(Page and application data records)

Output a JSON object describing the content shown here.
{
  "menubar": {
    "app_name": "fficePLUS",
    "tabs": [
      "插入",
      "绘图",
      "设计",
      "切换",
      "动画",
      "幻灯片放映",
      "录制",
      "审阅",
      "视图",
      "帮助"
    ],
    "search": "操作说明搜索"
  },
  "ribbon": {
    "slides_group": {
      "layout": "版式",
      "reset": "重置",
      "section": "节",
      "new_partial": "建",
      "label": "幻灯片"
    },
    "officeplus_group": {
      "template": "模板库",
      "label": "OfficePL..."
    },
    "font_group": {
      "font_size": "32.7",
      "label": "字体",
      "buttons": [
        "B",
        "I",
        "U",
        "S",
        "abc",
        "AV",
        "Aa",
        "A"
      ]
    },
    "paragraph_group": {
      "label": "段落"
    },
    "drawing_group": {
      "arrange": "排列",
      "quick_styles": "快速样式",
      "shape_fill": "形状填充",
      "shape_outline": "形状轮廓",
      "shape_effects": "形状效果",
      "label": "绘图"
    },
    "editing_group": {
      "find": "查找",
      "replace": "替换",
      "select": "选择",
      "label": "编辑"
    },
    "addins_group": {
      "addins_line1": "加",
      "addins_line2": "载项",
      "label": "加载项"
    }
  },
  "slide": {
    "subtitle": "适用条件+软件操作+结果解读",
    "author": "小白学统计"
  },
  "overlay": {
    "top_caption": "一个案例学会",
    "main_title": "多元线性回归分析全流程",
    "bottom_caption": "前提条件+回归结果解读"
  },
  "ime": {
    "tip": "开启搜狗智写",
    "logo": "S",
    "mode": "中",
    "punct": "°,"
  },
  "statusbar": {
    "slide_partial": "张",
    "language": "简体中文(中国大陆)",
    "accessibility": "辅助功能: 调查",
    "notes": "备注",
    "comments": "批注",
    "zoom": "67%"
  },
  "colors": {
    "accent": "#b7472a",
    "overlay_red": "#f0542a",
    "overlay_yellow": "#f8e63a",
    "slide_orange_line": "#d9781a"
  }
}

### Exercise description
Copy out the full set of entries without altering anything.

### Exercise answer
Output a JSON object describing the content shown here.
{
  "menubar": {
    "app_name": "fficePLUS",
    "tabs": [
      "插入",
      "绘图",
      "设计",
      "切换",
      "动画",
      "幻灯片放映",
      "录制",
      "审阅",
      "视图",
      "帮助"
    ],
    "search": "操作说明搜索"
  },
  "ribbon": {
    "slides_group": {
      "layout": "版式",
      "reset": "重置",
      "section": "节",
      "new_partial": "建",
      "label": "幻灯片"
    },
    "officeplus_group": {
      "template": "模板库",
      "label": "OfficePL..."
    },
    "font_group": {
      "font_size": "32.7",
      "label": "字体",
      "buttons": [
        "B",
        "I",
        "U",
        "S",
        "abc",
        "AV",
        "Aa",
        "A"
      ]
    },
    "paragraph_group": {
      "label": "段落"
    },
    "drawing_group": {
      "arrange": "排列",
      "quick_styles": "快速样式",
      "shape_fill": "形状填充",
      "shape_outline": "形状轮廓",
      "shape_effects": "形状效果",
      "label": "绘图"
    },
    "editing_group": {
      "find": "查找",
      "replace": "替换",
      "select": "选择",
      "label": "编辑"
    },
    "addins_group": {
      "addins_line1": "加",
      "addins_line2": "载项",
      "label": "加载项"
    }
  },
  "slide": {
    "subtitle": "适用条件+软件操作+结果解读",
    "author": "小白学统计"
  },
  "overlay": {
    "top_caption": "一个案例学会",
    "main_title": "多元线性回归分析全流程",
    "bottom_caption": "前提条件+回归结果解读"
  },
  "ime": {
    "tip": "开启搜狗智写",
    "logo": "S",
    "mode": "中",
    "punct": "°,"
  },
  "statusbar": {
    "slide_partial": "张",
    "language": "简体中文(中国大陆)",
    "accessibility": "辅助功能: 调查",
    "notes": "备注",
    "comments": "批注",
    "zoom": "67%"
  },
  "colors": {
    "accent": "#b7472a",
    "overlay_red": "#f0542a",
    "overlay_yellow": "#f8e63a",
    "slide_orange_line": "#d9781a"
  }
}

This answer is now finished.